Protest: The closure of Muir/SMASH has angered some parents. Grace Inez Adams

Plans to reopen the shuttered Muir/SMASH campus are on pace to have students return for the 2024 school year but some parents are raising doubts over the future of the school site. 

Several dozen parents, students and other community members gathered outside the district headquarters to demand transparency and accountability in regards to the campus repair process last week. 

Among the rally’s organizers were several School Board candidates including Miles Warner and Angela DiGaetano, who are running as part of a slate of four challengers hoping to unseat incumbents in the upcoming Nov. 8 election. 

“Our beloved John Muir Elementary has long been underfunded, under-resourced and neglected by the SMMUSD.  Despite this inequitable treatment, the parents, teachers and students, with the support of our local neighborhood, have built John Muir into a vibrant and unique learning community — a true neighborhood school,” said Muir parent TJ Hill in a statement before the meeting. “After years of facility neglect, our school was unceremoniously taken from us in a process that served to confuse, disempower and disenfranchised the members of our community, many of whom are already marginalized.  We have had enough of the inequitable treatment, broken promises and vague plans for the future of our school.  We implore Superintendent Dr. Ben Drati and the SMMUSD Board of Education to commit to a defined and purposeful plan to rebuild and reopen John Muir Elementary as a fully resourced neighborhood school — to bring equity to a community that has for too long been ignored.” 

The school was closed this summer following the discovery of extensive water damage and mold.

Following the closure of the campus, the district’s plan to reshuffle students sparked indignation and claims of discrimination from parents. The shuttered campus was also home to the Santa Monica Alternative School House(SMASH) and, while the SMASH community was kept intact and relocated to another nearby campus, John Muir – a Title 1 school with a primarily minority student body – students and staff were dispersed between different schools throughout the district.

District officials have said that the campus will reopen in Fall 2024, but some parents have expressed doubt that this will be the case and distrust in the district’s handling of the situation.

Inside the building at the board meeting, Superintendent Ben Drati said that the process is moving ahead on schedule and directly addressed concerns the school will not reopen.

“That is not the case at all,” he said. “In all my documents, presentations, conversations, I’ve always maintained that there will be a neighborhood school there.” 

He added that he will be soliciting formal input from the community on the future of the campus in coming months. 

“I’m going to be commissioning a committee of Muir and SMASH parents and staff to engage in that conversation,” he said.  

SMMUSD Chief Operations Officer Carey Upton told the board construction plans are on track and that DTR, the company the district has contacted with to carry out the repairs, was onsite last week.

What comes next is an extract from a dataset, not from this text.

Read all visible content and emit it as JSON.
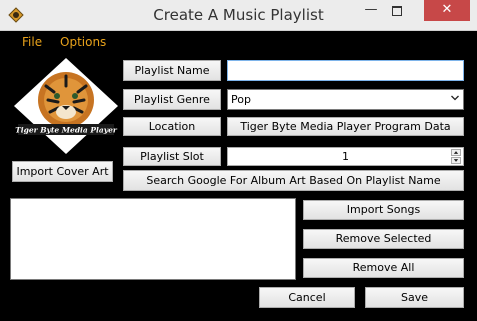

He added that the district has an upcoming meeting with the Division of State Architects this month which will help them to get a better idea of the exact timeline for the project.

“At this time we do think we’ll be able to start construction in April,” he said. “You’ll see a contract for pre-construction services either in December or January… We do believe we are still on track to have the school ready and open for August 2024.”

The principals of Will Rogers and Grant Elementary, the two schools that took in the most Muir students, also spoke at the meeting about integrating the Muir community into their schools. A process which they said they feel has so far been a successful one. 

“The feedback that I’ve received from our families who have come from Muir is that they are happy to be at Grant despite having to leave, if only temporarily, their beloved Muir school,” Grant Principal Christian Fuhrer said. 

Drati said he still acknowledges the challenges and frustration of some in the community. 

“This is not to say there are no families who are still not missing or angry out there,” he said. “I just want to say in general we are seeing that the majority of families are pretty much happy at where they are right now.”

*Correction: Muir is one of five Title 1 schools in the district.